Toby Kane and Cameron Rahles-Rahbula indicated that Sochi Games would be their last Winter Paralympics. Kane and Dutch snowboarder Bibian Mentel-Spee were named winners of the Whang Youn Dai Achievement Award, which is presented at every Paralympic Games for outstanding performances and overcoming adversity.[20]

References[edit]

  1. ^ a b c "Countdown to Sochi begins". Australian Paralympic Committee News. 22 October 2012. Retrieved 21 January 2013. 
  2. ^ "Racing cancelled on the final day of the World up". Australian Paralympic Committee News. 5 September 2013. Retrieved 8 February 2014. 
  3. ^ Homfray, Reece (3 March 2014). "Australia's Winter Paralympic skiers go high-tech in search for glory". Courier Mail. Retrieved 10 March 2014. 
  4. ^ "Australian Paralympian Matthew Robinson dies on way home from Spain World Cup". Courier Mail. 22 February 2014. Retrieved 8 March 2014. 
  5. ^ a b c Paxinos, Stathi (6 March 2014). "Cameron Rahles-Rahbula will remain Australian flagbearer despite injury at Sochi Paralympics". Sydney Morning Herald.
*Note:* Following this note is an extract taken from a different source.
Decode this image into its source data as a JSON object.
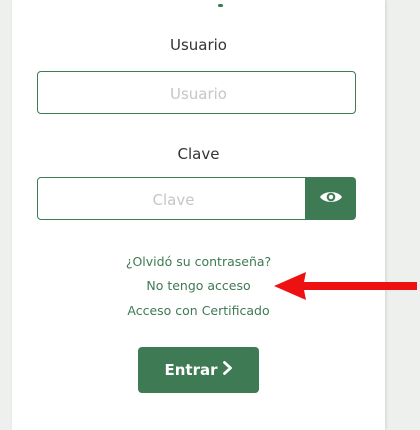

Retrieved 8 March 2014. 
  6. ^ Paxinos, Stathi (10 March 2014). "Cameron Rahles-Rahbula out of Paralympics". Newcastle Herald. Retrieved 23 March 2014. 
  7. ^ "Paralympic team breaks new ground with female chef de mission Kate McLoughlin". The Australian. 8 March 2013. Retrieved 8 March 2014. 
  8. ^ "Nunn in new Chef de Mission for Sochi 2014". Australian Paralympic Committee News. 26 November 2013. Retrieved 1 January 2014. 
  9. ^ "Australian Winter Paralympic Team announced". Australian Paralympic Committee News. 4 February 2014. Retrieved 8 February 2014. 
  10. ^ a b c d e f g h i j k l m n o p "Media Guide : 2014 Sochi Winter Paralympic Games". Australian Paralympic Committee. Retrieved 10 March 2014. 
  11. ^ a b c "Australia names Winter Paralympics team for Sochi including 14-year-old Para-snowboarder Ben Tudhope". ABC News. 5 February 2014. Retrieved 8 February 2014. 
  12. ^ a b c Paxinos, Stathi (17 March 2014). "Sochi Winter Paralympics end in style". Sydney Morning Herald. Retrieved 16 March 2014. 
  13. ^ Paxinos, Stathi (5 March 2014). "Cameron Rahles-Rahbula named Australian Paralympic flagbearer". Sydney Morning Herald. Retrieved 5 March 2014. 
  14. ^ McDonald, Margie (7 March 2014). "Emotional tribute to fallen Paralympian Matthew Robinson". The Australian. Retrieved 8 March 2014. 
  15. ^ a b c d "Latest results". Australian Paralympic Committee Sochi 2014. Retrieved 23 March 2014. 
  16. ^ Paxinos, Stathi (12 March 2014). "Sochi Winter Paralympics: Australian team owns up to 'dumb' mistake". The Age. Retrieved 12 March 2014. 
  17. ^ "Badenhorst out of Sochi para-snowboard". Yahoo News. 14 March 2014. Retrieved 14 March 2014. 
  18. ^ "Winter Paralympics Sochi 2014". Australian Broadcasting Corporation website. Retrieved 10 March 2014. 
  19. ^ Paxinos, Stathi (17 March 2014). "Australian Winter Paralympics team to rebuild after Sochi". Sydney Morning Herald. Retrieved 23 March 2014. 
  20. ^ Paxinos, Stathi (15 March 2014). "Sochi Winter Paralympics: Toby Kane becomes first Australian to win Games' top award". Sydney Morning Herald. Retrieved 15 March 2014. 

External links[edit]